INSTRUCTIONS FOR THE TASK
Filter the data for lines with the word "progress" and copy those lines.

SUPPLIED DATA
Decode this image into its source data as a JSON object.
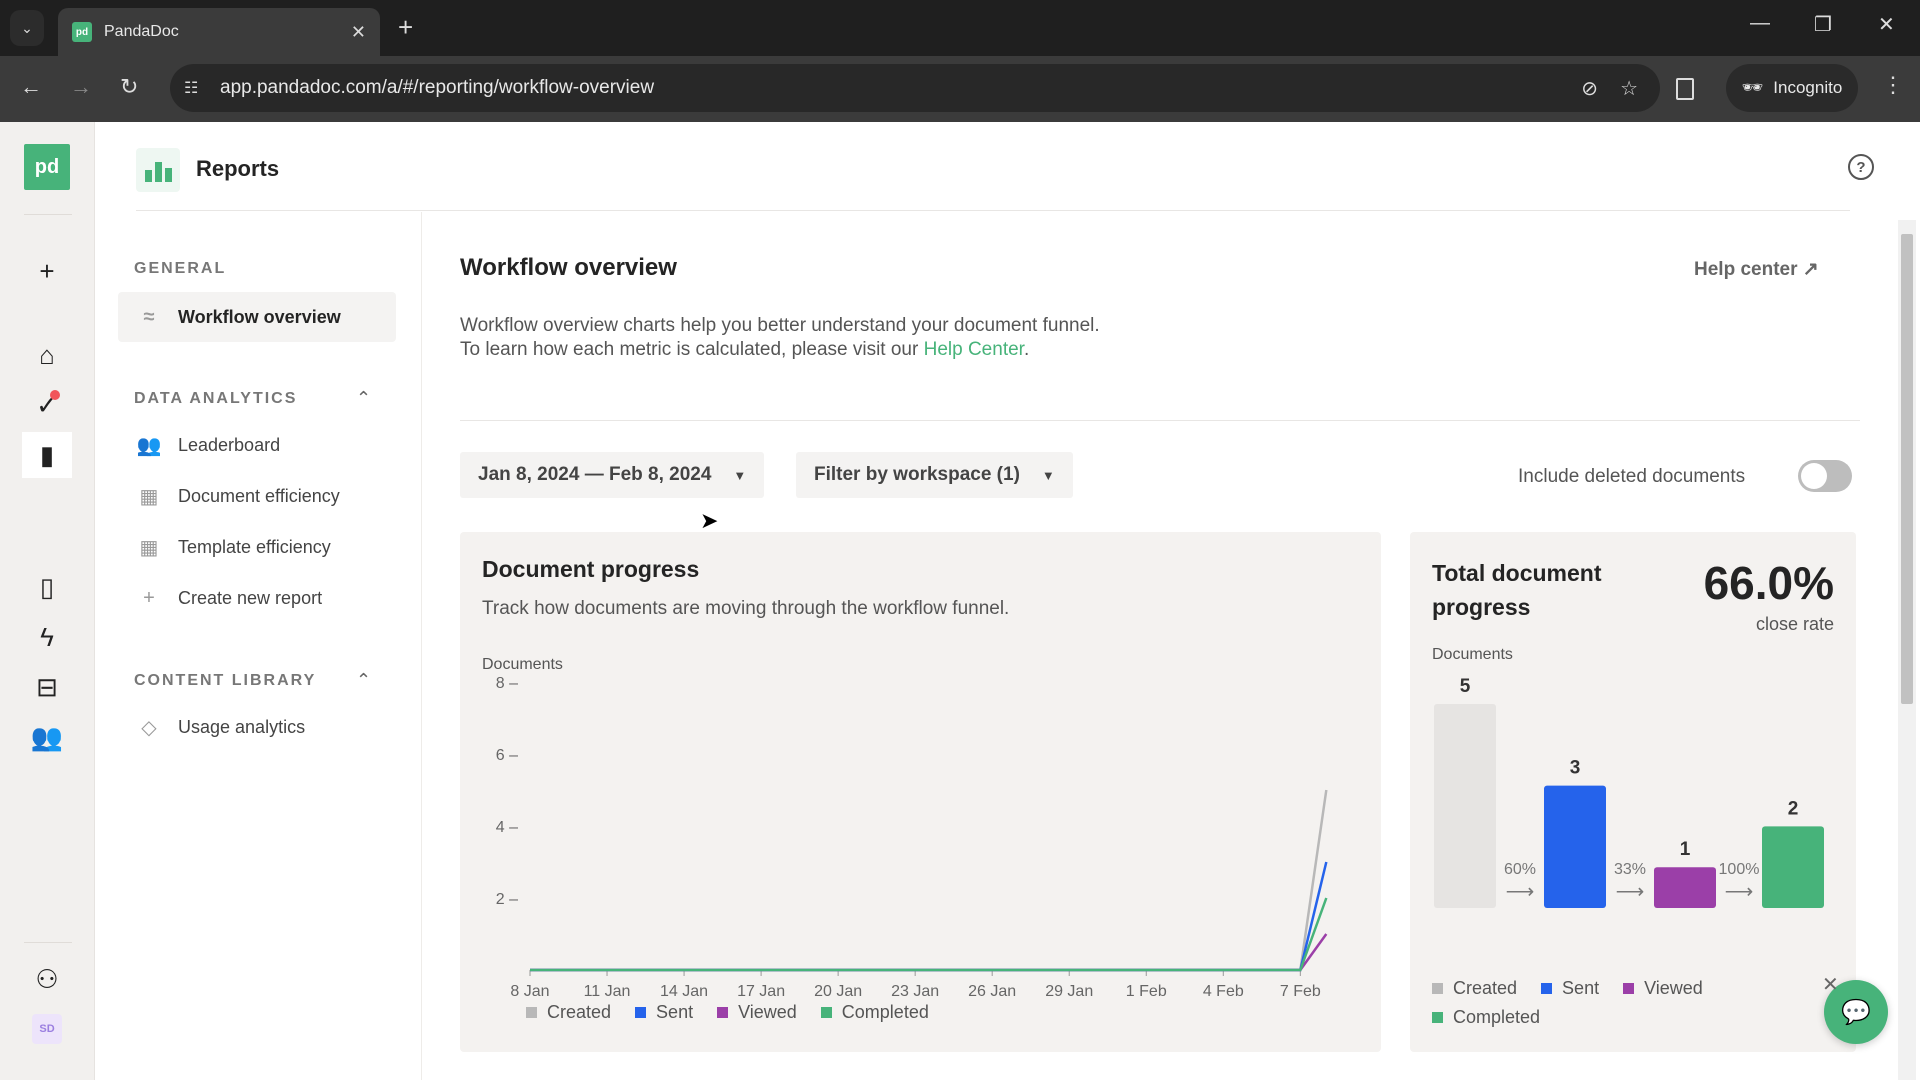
{
  "browser": {
    "tab_title": "PandaDoc",
    "tab_favicon": "pd",
    "url": "app.pandadoc.com/a/#/reporting/workflow-overview",
    "profile_label": "Incognito"
  },
  "rail": {
    "logo": "pd",
    "avatar_initials": "SD"
  },
  "header": {
    "title": "Reports"
  },
  "subnav": {
    "general_label": "GENERAL",
    "workflow_overview": "Workflow overview",
    "data_analytics_label": "DATA ANALYTICS",
    "data_items": [
      "Leaderboard",
      "Document efficiency",
      "Template efficiency",
      "Create new report"
    ],
    "content_library_label": "CONTENT LIBRARY",
    "content_items": [
      "Usage analytics"
    ]
  },
  "main": {
    "title": "Workflow overview",
    "help_center": "Help center",
    "description": "Workflow overview charts help you better understand your document funnel. To learn how each metric is calculated, please visit our ",
    "description_link": "Help Center",
    "description_end": ".",
    "date_range": "Jan 8, 2024 — Feb 8, 2024",
    "workspace_filter": "Filter by workspace (1)",
    "include_deleted_label": "Include deleted documents",
    "include_deleted_on": false
  },
  "colors": {
    "brand": "#47b37a",
    "created": "#b8b8b8",
    "sent": "#2563eb",
    "viewed": "#9b3fa8",
    "completed": "#47b37a"
  },
  "chart_data": [
    {
      "type": "line",
      "title": "Document progress",
      "subtitle": "Track how documents are moving through the workflow funnel.",
      "ylabel": "Documents",
      "xlabel": "",
      "ylim": [
        0,
        8
      ],
      "yticks": [
        2,
        4,
        6,
        8
      ],
      "x_ticks": [
        "8 Jan",
        "11 Jan",
        "14 Jan",
        "17 Jan",
        "20 Jan",
        "23 Jan",
        "26 Jan",
        "29 Jan",
        "1 Feb",
        "4 Feb",
        "7 Feb"
      ],
      "x_days": 31,
      "series": [
        {
          "name": "Created",
          "last_value": 5
        },
        {
          "name": "Sent",
          "last_value": 3
        },
        {
          "name": "Viewed",
          "last_value": 1
        },
        {
          "name": "Completed",
          "last_value": 2
        }
      ],
      "note": "All series are 0 from 8 Jan through 7 Feb, then rise on 8 Feb to their last_value",
      "legend": [
        "Created",
        "Sent",
        "Viewed",
        "Completed"
      ],
      "legend_position": "bottom-left"
    },
    {
      "type": "bar",
      "title": "Total document progress",
      "headline_value": "66.0%",
      "headline_label": "close rate",
      "ylabel": "Documents",
      "categories": [
        "Created",
        "Sent",
        "Viewed",
        "Completed"
      ],
      "values": [
        5,
        3,
        1,
        2
      ],
      "conversion_labels": [
        "60%",
        "33%",
        "100%"
      ],
      "legend": [
        "Created",
        "Sent",
        "Viewed",
        "Completed"
      ],
      "legend_position": "bottom-left"
    }
  ]
}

COMPLETED EXERCISE
      "title": "Document progress",
      "title": "Total document progress",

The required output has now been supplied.